But focusing on Singapore instead of the United States wasn’t just about Frazzoli’s strong ties there: “[Singapore is] concerned with reducing congestion and trying to get the public to use public transportation as much as possible,” Frazzoli says. “At the same time, they’re facing an increase in population by 30 percent within 20 years or so. You cannot keep buying more buses and digging more subway lines. [Singapore] sees [driverless taxis] as a critical vision for their future.”
While developing its driverless taxi fleet, nuTonomy has bootstrapped through small contract projects for automakers. For Jaguar Land Rover, for instance, nuTonomy is developing an autonomous parking feature that will drop off a rider at, say, a shopping center and find its own spot in the parking lot.

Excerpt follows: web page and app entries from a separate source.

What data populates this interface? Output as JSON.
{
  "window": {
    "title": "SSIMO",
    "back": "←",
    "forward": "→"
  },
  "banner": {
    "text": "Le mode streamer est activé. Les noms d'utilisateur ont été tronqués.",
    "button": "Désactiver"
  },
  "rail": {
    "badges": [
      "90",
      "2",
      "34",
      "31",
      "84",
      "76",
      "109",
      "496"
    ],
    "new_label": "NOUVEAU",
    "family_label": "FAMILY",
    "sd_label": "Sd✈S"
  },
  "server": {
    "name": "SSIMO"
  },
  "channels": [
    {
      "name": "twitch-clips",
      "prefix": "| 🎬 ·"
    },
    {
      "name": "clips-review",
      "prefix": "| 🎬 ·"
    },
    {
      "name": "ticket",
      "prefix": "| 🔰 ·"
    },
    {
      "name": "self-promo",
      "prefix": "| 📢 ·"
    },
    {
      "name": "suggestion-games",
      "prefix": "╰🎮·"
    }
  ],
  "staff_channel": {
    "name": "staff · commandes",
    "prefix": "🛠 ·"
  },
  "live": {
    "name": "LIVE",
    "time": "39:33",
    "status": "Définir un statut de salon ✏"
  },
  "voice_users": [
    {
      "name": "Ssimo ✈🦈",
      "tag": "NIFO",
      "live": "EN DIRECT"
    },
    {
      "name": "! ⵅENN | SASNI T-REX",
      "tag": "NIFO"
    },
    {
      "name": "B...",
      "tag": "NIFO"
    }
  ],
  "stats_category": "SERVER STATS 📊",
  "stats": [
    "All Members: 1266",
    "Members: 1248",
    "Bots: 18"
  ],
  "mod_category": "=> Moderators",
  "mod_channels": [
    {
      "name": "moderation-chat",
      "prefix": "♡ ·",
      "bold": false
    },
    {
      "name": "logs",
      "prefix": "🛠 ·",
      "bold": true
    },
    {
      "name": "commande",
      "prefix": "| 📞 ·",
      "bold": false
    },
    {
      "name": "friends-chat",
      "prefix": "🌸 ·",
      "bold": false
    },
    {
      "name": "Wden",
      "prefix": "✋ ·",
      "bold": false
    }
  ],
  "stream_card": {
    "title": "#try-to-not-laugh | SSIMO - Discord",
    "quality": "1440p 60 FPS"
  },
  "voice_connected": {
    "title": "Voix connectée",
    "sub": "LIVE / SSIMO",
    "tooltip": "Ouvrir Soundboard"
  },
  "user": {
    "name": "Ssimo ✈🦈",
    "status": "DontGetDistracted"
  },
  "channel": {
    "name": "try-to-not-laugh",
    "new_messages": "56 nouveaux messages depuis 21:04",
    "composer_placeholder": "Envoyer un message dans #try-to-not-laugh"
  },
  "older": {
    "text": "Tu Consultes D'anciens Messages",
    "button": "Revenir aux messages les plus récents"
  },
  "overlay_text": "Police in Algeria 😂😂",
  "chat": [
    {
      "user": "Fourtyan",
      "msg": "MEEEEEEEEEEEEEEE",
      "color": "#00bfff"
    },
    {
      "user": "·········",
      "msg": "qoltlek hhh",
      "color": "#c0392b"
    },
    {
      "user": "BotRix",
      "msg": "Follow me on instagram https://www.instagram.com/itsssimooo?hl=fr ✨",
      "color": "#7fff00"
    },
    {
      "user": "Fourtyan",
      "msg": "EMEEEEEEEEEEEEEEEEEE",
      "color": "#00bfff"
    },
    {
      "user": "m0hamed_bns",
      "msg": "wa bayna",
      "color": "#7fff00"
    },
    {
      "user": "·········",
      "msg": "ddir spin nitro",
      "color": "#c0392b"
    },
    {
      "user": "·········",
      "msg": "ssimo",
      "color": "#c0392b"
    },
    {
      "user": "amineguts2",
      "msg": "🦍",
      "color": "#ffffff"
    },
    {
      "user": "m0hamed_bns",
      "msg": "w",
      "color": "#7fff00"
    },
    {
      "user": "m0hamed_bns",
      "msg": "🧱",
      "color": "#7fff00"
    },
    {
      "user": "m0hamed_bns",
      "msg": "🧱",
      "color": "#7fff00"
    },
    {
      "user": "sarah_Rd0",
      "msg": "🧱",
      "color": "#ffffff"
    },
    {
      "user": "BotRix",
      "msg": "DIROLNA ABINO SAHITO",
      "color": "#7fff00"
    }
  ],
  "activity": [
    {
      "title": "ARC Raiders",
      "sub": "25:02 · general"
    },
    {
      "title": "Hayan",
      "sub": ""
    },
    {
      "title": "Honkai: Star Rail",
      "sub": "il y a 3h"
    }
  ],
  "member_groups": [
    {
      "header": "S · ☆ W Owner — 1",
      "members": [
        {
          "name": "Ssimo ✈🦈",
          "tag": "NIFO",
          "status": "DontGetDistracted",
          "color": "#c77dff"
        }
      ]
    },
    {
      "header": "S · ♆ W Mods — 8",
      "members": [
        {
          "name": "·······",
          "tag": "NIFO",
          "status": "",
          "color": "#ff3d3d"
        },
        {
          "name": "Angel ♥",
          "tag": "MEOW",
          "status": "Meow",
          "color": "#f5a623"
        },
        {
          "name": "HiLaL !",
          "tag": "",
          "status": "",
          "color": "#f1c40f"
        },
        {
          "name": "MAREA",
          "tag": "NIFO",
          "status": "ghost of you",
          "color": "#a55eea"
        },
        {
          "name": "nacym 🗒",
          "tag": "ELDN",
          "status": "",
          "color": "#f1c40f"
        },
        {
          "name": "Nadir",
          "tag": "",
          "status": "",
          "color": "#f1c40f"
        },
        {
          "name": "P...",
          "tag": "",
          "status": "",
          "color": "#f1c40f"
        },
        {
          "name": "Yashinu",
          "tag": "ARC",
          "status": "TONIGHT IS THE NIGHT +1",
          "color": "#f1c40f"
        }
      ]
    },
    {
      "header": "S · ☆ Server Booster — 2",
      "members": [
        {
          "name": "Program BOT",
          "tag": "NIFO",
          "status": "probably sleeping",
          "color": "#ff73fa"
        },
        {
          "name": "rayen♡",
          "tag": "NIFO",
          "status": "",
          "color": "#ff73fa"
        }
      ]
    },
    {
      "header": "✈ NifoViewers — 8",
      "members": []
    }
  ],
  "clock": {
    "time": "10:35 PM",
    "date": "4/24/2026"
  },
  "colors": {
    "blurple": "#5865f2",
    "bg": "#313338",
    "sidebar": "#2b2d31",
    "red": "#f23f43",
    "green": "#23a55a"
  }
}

Such gigs have helped the company grow to 25 employees in Cambridge and Singapore offices, build relationships with the auto industry, and further develop its own software. “Before we get cars driving on the road, we need to be able to park,” Frazzoli says.
As nuTonomy’s driverless taxis in Singapore start getting noticed — along with the those by Google, Uber, and Tesla — Frazzoli anticipates politicians and the public will see the benefits of the technology. “As soon as people start seeing this is real and this is working, and this is the benefit it can provide to the public, then … people will start seeing that this can provide a solution to the mobility problem in big urban centers,” Frazzoli says.